- Pérez-Vega, Azucena; Mas, Jean-François; Ligmann-Zielinska, Arika (2012-03-01). "Comparing two approaches to land use/cover change modeling and their implications for the assessment of biodiversity loss in a deciduous tropical forest". Environmental Modelling & Software. 29 (1): 11–23. doi:10.1016/j.envsoft.2011.09.011.
- Pan, Ying; Roth, Andreas; Yu, Zhenrong; Doluschitz, Reiner (2010-08-01). "The impact of variation in scale on the behavior of a cellular automata used for land use change modeling". Computers, Environment and Urban Systems. 34 (5): 400–408. doi:10.1016/j.compenvurbsys.2010.03.003.
- Seto, Karen C.; Kaufmann, Robert K. (2003-02-01). "Modeling the Drivers of Urban Land Use Change in the Pearl River Delta, China: Integrating Remote Sensing with Socioeconomic Data". Land Economics. 79 (1): 106–121. doi:10.2307/3147108. ISSN 0023-7639. JSTOR 3147108.
- Manson, Steven M. (2005-12-01). "Agent-based modeling and genetic programming for modeling land change in the Southern Yucatán Peninsular Region of Mexico". Agriculture, Ecosystems & Environment. 111 (1–4): 47–62. CiteSeerX 10.1.1.335.6727. doi:10.1016/j.agee.2005.04.024.
- Brown, Daniel; et al. (2014). Advancing Land Change Modeling: Opportunities and Research Requirements. 500 Fifth Street, N.W. Washington, DC 20001: The National Academy of Sciences. p. 13. ISBN 978-0-309-28833-0.
- Brown, Daniel; et al. (October 2013). "Opportunities to improve impact, integration, and evaluation of land change models". Current Opinion in Environmental Sustainability. 5 (5): 452–457. doi:10.1016/j.cosust.2013.07.012.
- Brown, Daniel G; et al. (2014). Advancing Land Change Modeling: Opportunities and Research Requirements. Washington, DC: The National Academic Press. pp. 7–8. ISBN 978-0-309-28833-0.

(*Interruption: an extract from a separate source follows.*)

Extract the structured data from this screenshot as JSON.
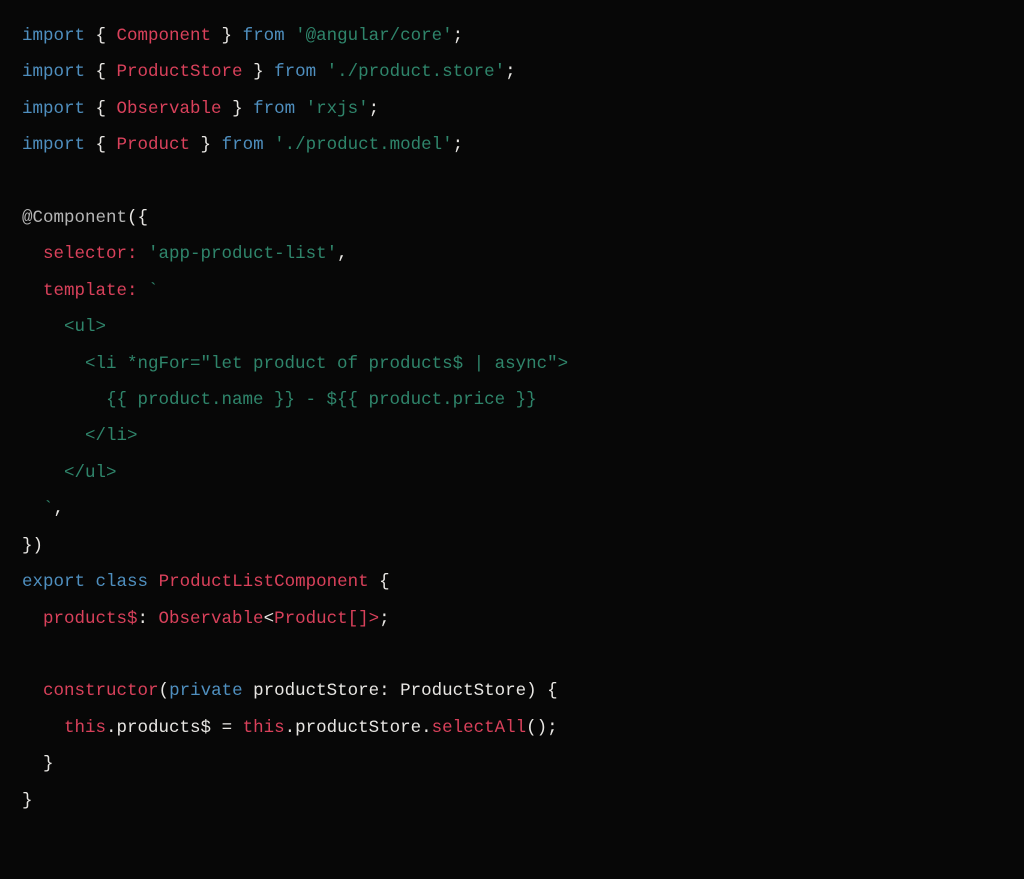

- Brown, Daniel G.; et al. (2014). Advancing Land Change Modeling: Opportunities and Research Requirements. Washington, DC: The National Academic Press. pp. 90–98. ISBN 978-0-309-28833-0.